The two biggest political stories last year were Brexit and Trump’s presidential election victory. Both were the results of a disillusioned electorate, frustrated by what they knew but not knowing what they wanted. The far right used this unease to gain traction and the left were found wanting. It was a perfect storm. Both campaigns were based on lies but false journalism and people not checking facts were equally to blame. I have lost count of the times I’ve seen a friend post something on Facebook, only to have to tell them it’s not true.
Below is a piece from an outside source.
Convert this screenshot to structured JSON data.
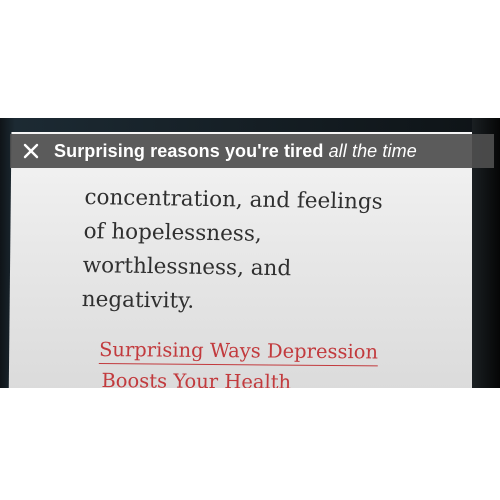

A recent example was this one:

(Questionable, unverified claim begins).

PIN NUMBER REVERSAL

If you should ever be forced by a robber to withdraw money from an ATM machine, you can notify the police by entering your PIN # in reverse.

For example if your pin number is 1234 then you would put in 4321.

The ATM recognizes that your pin number is backwards from the ATM card you placed in the machine

The machine will still give you the money you requested, but unknown to the robber, the police will be immediately dispatched to help you.

This information was recently broadcast on CTV and it states that it is seldom used because people don’t know it exists.

I checked with my Bank of Nova Scotia to see if this was correct and staff said yes this information is correct.

Please pass this along to everyone possible.

(Questionable, unverified claim ends).

Really? Great if it’s true but improbable. As I’m not so gullible as the person who’d posted, I checked the facts; I did some research (It’s false, as confirmed by Snopes). The original poster hadn’t, and what that meant was quite simply, a lie was spread. Nothing major in this instance but this is partly how Brexit and Trump happened, because the uneducated allowed it. It just goes to show how important it is to research and verify facts before publishing something in a public forum.

In one respect, the bottom line to all of this is that if people in general just fucking thought a bit more, the world wouldn’t be in such a mess. I lost some friends in the run-up to the UK referendum vote, simply because I could no longer tolerate their ignorant and closed minds. A typical comment would be, β€œMy granddad fought in the war.” Yes, against exactly the kind of fascism you now spread. But as soon as I started to explain this in a more diplomatic way, I was branded β€œboring!”

β€œI always had a repulsive need to be something more than human.” David Bowie.

He was my hero, my influence and my guardian angel. He was the one who told me it was okay to be expressive, even if others might not approve. He taught me that it’s okay to be myself. Everyone mourns their idols but Bowie was more than that, for me and millions of others: He was a way of life. β€œAt the centre of it all.” At the centre of many lives and mine. Blackstar: A black hole.

It’s not beyond the realms of possibility, future science and contemporary fiction that I could resurrect my mentor. I have a signed copy of his Diamond Dogs album. There will be microscopic fragments of his DNA behind the glass of the frame.

It’s okay to be expressive, for expression is freedom, the very ethos of this blog. Just check the facts. Question, read, learn, and write. We can all be writers and make a difference but we have to ensure that what we add to the conversation is valuable.

It will be a long conversation, which future generations will need to continue. But if we don’t keep talking and educating ourselves and others, there will be no future generations.

And finally, β€œWe did something extraordinary. Someone called it a revolution…Musicians from all over the world came together…With passion, dedication and fucking hard work, we can transform our lives. So stick together. No more conflicts. And play rock and roll.”